TI-M: Weak enforcement of corruption laws close to ‘criminal negligence’

Source: The Malay Mail Online

Transparency International-Malaysia chairman Akhbar Satar – The Malaysian Insight pic by Kamal Ariffin, February 22, 2018.

KUALA LUMPUR, March 13 — Authorities can be considered almost “criminally” negligent in their failure to strictly enforce the country’s strong laws against corruption, according to a Transparency International Malaysia (TI-M) report released today.

In its inaugural Business Integrity Country Agenda (BICA), the watchdog gave Malaysia 100 across the board for its comprehensive laws to prohibit bribery of public officials, commercial bribery, laundering of crime proceeds, and collusion.

However, the same areas were all given marks of 50 when evaluated in terms of their enforcement.

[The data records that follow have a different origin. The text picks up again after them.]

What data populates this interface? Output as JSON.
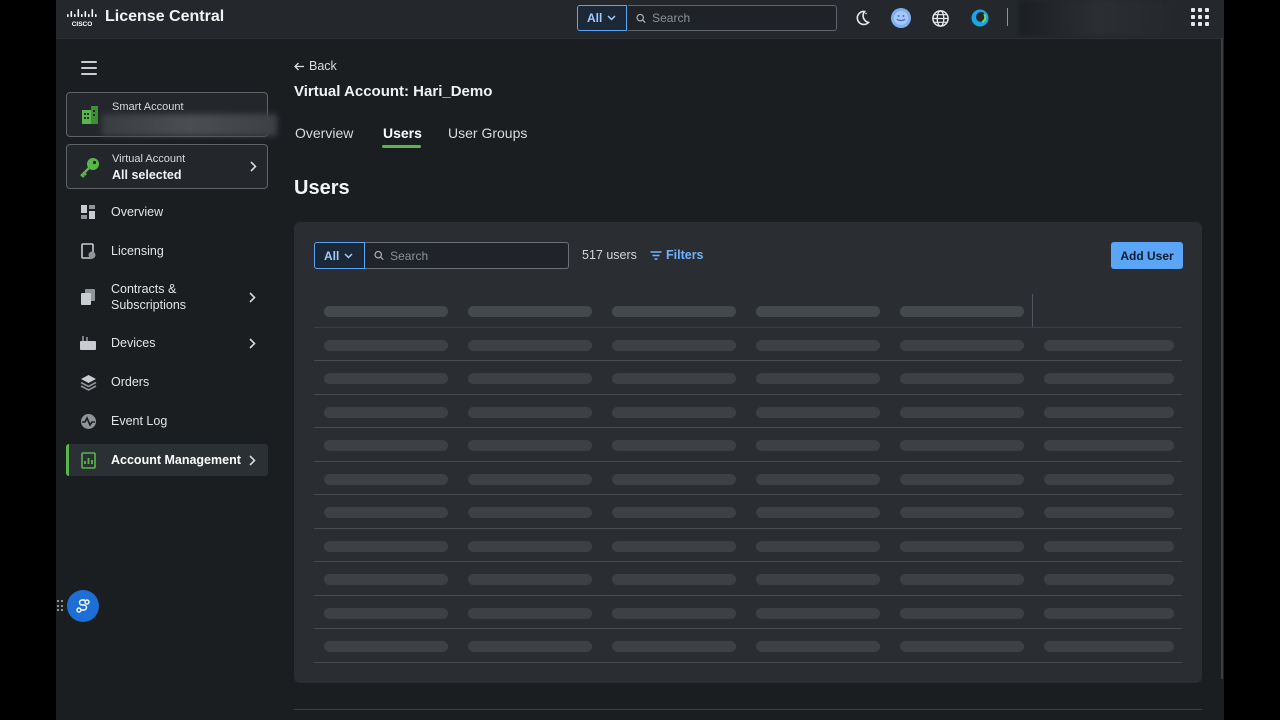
{
  "app": {
    "brand": "License Central"
  },
  "topbar": {
    "scope_label": "All",
    "search_placeholder": "Search"
  },
  "sidebar": {
    "smart_account": {
      "label": "Smart Account",
      "value": ""
    },
    "virtual_account": {
      "label": "Virtual Account",
      "value": "All selected"
    },
    "items": [
      {
        "label": "Overview",
        "has_chevron": false,
        "active": false
      },
      {
        "label": "Licensing",
        "has_chevron": false,
        "active": false
      },
      {
        "label": "Contracts &",
        "label2": "Subscriptions",
        "has_chevron": true,
        "active": false
      },
      {
        "label": "Devices",
        "has_chevron": true,
        "active": false
      },
      {
        "label": "Orders",
        "has_chevron": false,
        "active": false
      },
      {
        "label": "Event Log",
        "has_chevron": false,
        "active": false
      },
      {
        "label": "Account Management",
        "has_chevron": true,
        "active": true
      }
    ]
  },
  "main": {
    "back_label": "Back",
    "heading": "Virtual Account: Hari_Demo",
    "tabs": [
      {
        "label": "Overview",
        "active": false
      },
      {
        "label": "Users",
        "active": true
      },
      {
        "label": "User Groups",
        "active": false
      }
    ],
    "section_title": "Users",
    "toolbar": {
      "scope_label": "All",
      "search_placeholder": "Search",
      "count": "517 users",
      "filters_label": "Filters",
      "add_user_label": "Add User"
    },
    "table": {
      "state": "loading",
      "skeleton_rows": 10,
      "skeleton_columns": 6
    }
  },
  "colors": {
    "accent_green": "#5ab54b",
    "accent_blue": "#5aa5f6",
    "background": "#1b1e21"
  }
}
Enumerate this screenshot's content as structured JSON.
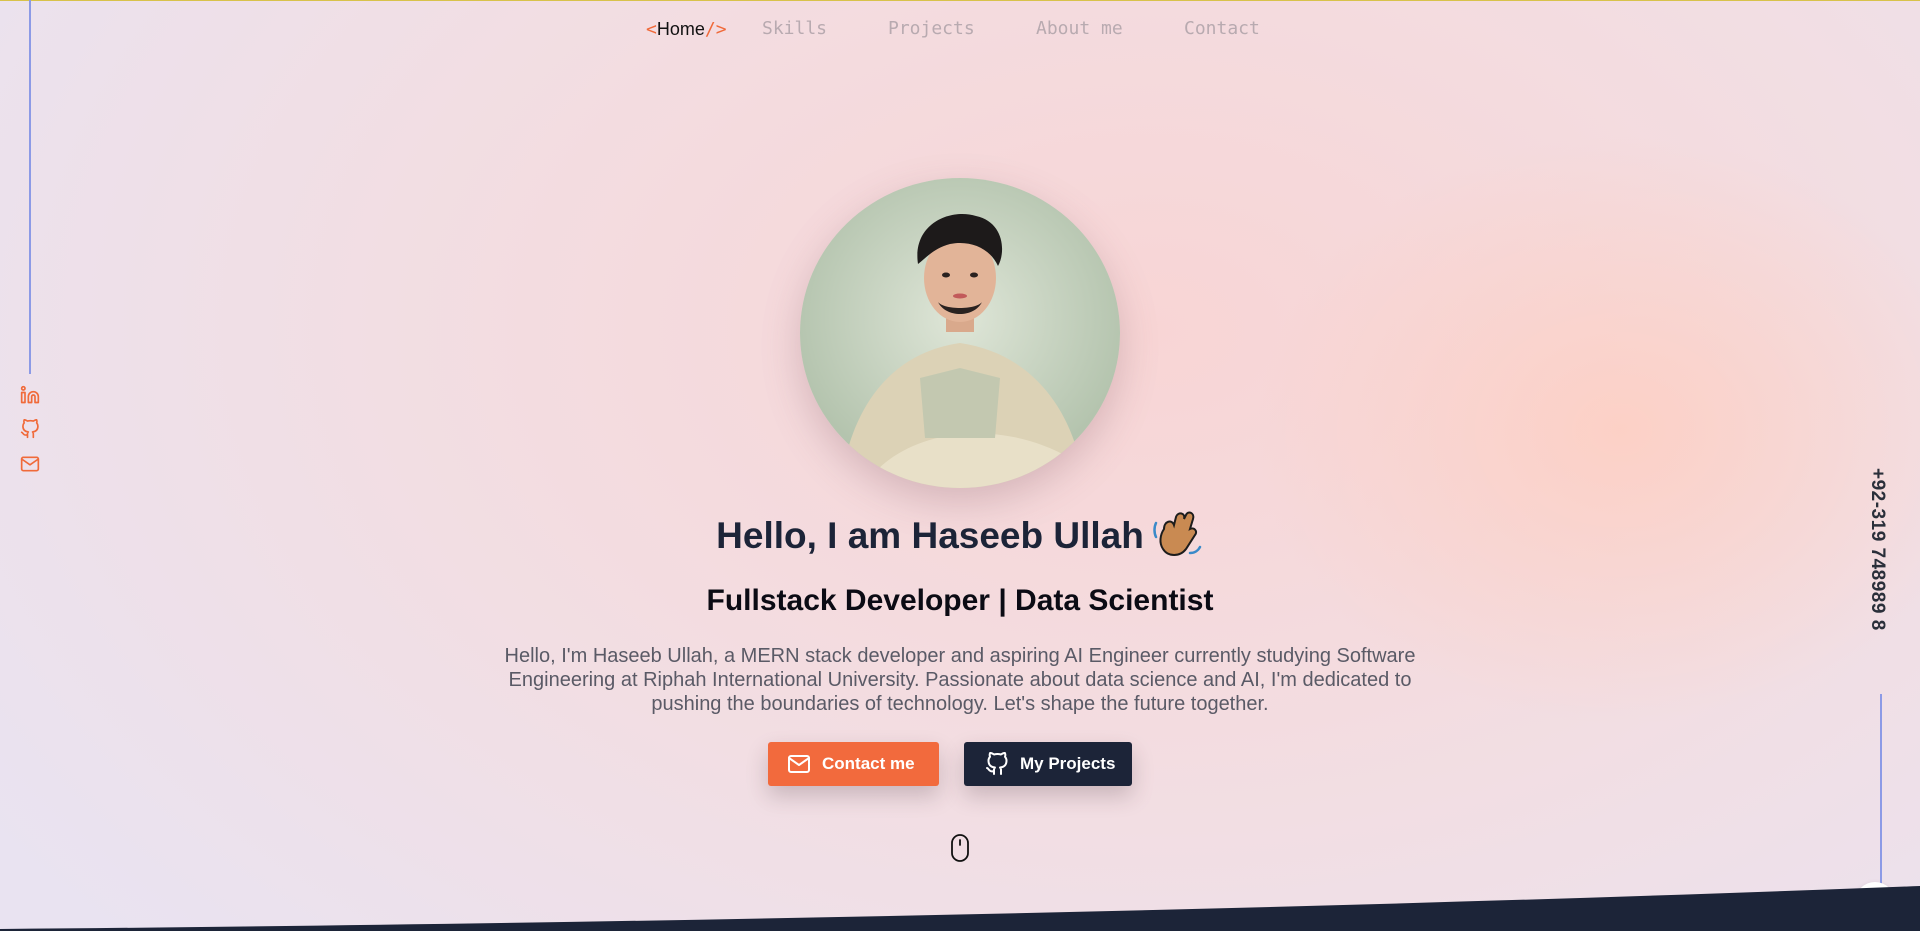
{
  "nav": {
    "home_open": "<",
    "home_label": "Home",
    "home_close": "/>",
    "items": [
      "Skills",
      "Projects",
      "About me",
      "Contact"
    ]
  },
  "social": {
    "icons": [
      "linkedin-icon",
      "github-icon",
      "mail-icon"
    ],
    "accent": "#f06a3a"
  },
  "side": {
    "phone": "+92-319 748989 8"
  },
  "hero": {
    "title": "Hello, I am Haseeb Ullah",
    "subtitle": "Fullstack Developer | Data Scientist",
    "description": "Hello, I'm Haseeb Ullah, a MERN stack developer and aspiring AI Engineer currently studying Software Engineering at Riphah International University. Passionate about data science and AI, I'm dedicated to pushing the boundaries of technology. Let's shape the future together.",
    "contact_button": "Contact me",
    "projects_button": "My Projects"
  },
  "colors": {
    "accent": "#f26a3d",
    "dark": "#1c2438",
    "rail": "#8c9ae6"
  }
}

Each area is scored from 0 to 100 by intervals of 25; 100 indicates that all requirements from the United Nations Convention Against Corruption 2004 were fulfilled while 0 shows that none was met.

Speaking at the launch, TI-M president Datuk Akhbar Satar said the findings made it clear where to concentrate reform efforts

“Malaysia has scored well in part of the indicator on legislations in the public sector in the BICA report.

“However, having laws that were not strictly enforced is like having a medicine chest full of the most wonderful modern drugs and not using them to treat a dangerously sick person on his last leg.

“By any yardstick, this would be considered criminal negligence,” he said in his speech at BICA report launch at the Royale Chulan Kuala Lumpur here today. Read more

Political funding scores ducks in watchdog’s inaugural integrity report

Source: The Malay Mail Online

TI-M president Datuk Akhbar Satar said the scores should not be construed negatively but used instead as references and suggestions for future improvement. — Picture by Yusof Mat Isa

KUALA LUMPUR, March 13 — Four areas concerning political funding in Malaysia received zero marks in Transparency International-Malaysia’s (TI-M) first Business Integrity Country Agenda (BICA) report released today.

Each topic is scored from 0 to 100 by intervals of 25; 100 indicates that all requirements were met while 0 shows that none was met.

The four areas that earned the zeros were: Laws on political contributions, laws on lobbying, enforcement and public disclosure on political contributions, and enforcement and public disclosure on lobbying.

Putrajaya proposed to enact laws on political funding in 2015, but is yet to introduce any.

“One of the black spots is the issue of undue influence. At the moment, Malaysia has no laws whatsoever on political contribution or lobbying,” said TI-M president Datuk Akhbar Satar today. Read more